Data about app and page elements
________________________________________

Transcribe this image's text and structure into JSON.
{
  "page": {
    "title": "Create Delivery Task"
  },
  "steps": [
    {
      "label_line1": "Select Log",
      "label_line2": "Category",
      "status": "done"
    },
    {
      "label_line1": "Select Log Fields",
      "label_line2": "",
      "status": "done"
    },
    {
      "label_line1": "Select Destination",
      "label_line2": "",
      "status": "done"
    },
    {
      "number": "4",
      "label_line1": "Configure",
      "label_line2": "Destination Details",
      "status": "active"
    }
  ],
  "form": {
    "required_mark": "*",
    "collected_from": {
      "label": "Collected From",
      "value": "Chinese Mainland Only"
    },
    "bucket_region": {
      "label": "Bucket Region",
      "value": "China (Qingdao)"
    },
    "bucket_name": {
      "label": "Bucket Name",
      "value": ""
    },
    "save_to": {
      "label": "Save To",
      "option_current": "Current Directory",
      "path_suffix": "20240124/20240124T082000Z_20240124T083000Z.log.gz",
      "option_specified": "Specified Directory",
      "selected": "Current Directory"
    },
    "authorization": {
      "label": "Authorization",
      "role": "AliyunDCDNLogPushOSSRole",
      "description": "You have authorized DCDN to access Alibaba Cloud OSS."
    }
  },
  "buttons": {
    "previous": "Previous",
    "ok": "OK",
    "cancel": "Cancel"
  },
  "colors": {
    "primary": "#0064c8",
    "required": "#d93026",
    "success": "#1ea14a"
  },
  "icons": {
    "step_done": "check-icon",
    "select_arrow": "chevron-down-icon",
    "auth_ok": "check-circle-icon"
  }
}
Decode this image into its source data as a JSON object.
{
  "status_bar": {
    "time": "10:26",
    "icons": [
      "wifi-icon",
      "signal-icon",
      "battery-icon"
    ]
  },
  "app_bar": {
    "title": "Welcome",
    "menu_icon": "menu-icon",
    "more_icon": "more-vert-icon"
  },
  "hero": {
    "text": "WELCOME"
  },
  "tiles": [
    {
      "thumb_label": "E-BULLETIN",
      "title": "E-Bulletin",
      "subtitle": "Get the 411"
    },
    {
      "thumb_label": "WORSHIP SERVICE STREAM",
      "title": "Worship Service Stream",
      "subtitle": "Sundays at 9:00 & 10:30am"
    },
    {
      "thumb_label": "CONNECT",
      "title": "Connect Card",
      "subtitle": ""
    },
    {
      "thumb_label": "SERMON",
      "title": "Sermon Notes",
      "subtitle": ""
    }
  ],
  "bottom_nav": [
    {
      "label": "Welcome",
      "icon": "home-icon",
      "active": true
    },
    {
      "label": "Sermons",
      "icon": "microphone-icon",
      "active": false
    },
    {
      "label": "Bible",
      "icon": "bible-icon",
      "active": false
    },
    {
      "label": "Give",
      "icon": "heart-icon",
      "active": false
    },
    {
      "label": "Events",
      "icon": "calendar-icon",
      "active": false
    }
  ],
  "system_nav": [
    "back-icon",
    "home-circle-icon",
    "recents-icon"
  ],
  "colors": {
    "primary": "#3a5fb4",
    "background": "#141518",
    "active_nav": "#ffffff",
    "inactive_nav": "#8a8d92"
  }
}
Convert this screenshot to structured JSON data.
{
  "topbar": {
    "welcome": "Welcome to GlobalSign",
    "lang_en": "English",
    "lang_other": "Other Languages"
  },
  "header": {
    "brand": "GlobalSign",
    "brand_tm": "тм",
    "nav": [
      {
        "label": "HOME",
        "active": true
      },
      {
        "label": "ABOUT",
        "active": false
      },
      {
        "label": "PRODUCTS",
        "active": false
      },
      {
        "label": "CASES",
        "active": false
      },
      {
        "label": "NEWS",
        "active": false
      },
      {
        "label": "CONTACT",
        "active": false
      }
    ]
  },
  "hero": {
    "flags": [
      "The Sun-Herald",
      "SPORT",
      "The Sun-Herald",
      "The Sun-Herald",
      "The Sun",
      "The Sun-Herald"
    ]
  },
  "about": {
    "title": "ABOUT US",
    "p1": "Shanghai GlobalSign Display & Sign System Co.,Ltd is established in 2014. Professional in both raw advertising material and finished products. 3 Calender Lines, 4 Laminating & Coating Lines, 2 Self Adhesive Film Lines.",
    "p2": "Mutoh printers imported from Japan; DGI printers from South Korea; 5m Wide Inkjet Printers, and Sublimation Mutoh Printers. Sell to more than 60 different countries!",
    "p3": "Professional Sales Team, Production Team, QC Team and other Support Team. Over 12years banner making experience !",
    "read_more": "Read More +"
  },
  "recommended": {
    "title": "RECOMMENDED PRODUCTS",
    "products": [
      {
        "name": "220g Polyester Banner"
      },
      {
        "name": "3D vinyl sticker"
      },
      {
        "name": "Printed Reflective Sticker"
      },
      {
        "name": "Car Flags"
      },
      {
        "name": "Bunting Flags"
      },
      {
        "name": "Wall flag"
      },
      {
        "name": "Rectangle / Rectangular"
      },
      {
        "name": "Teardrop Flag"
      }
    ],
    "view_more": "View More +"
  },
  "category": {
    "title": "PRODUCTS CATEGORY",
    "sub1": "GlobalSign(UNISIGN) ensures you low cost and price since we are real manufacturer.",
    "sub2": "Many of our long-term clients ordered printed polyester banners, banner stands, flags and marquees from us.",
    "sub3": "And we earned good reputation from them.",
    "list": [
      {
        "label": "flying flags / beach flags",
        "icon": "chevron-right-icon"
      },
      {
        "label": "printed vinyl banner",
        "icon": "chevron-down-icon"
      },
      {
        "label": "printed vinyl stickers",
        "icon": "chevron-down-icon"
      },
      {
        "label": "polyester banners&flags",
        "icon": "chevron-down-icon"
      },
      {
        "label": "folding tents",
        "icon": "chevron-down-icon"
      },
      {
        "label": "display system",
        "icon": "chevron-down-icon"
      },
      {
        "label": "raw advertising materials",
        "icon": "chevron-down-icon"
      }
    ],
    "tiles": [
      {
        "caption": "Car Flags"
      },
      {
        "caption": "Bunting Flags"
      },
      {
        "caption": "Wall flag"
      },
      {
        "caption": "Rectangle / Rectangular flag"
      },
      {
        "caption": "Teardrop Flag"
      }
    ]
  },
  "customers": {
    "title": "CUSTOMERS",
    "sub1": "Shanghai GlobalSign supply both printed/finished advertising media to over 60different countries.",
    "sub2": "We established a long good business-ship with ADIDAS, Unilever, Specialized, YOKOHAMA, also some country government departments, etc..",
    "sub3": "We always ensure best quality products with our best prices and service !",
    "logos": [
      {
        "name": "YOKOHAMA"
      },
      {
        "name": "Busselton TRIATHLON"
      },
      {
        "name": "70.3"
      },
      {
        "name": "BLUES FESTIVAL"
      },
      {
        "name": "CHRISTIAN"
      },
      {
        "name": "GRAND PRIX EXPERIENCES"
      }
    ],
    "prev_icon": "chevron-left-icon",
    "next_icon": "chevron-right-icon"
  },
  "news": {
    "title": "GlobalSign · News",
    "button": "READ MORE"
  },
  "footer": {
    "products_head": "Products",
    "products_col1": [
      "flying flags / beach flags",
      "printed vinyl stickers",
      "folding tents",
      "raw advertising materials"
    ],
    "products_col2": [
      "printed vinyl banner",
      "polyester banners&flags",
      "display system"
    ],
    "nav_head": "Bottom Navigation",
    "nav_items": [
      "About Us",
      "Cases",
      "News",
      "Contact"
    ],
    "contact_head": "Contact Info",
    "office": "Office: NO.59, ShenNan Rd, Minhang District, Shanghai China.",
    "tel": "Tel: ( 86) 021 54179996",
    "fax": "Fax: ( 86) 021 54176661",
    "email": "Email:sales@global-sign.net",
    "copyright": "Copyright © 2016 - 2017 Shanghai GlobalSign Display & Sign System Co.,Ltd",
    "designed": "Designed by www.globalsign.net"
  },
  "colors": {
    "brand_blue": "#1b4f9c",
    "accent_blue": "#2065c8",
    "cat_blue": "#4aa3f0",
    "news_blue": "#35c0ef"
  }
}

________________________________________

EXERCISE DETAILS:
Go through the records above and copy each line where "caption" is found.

FINAL ANSWER:
        "caption": "Car Flags"
        "caption": "Bunting Flags"
        "caption": "Wall flag"
        "caption": "Rectangle / Rectangular flag"
        "caption": "Teardrop Flag"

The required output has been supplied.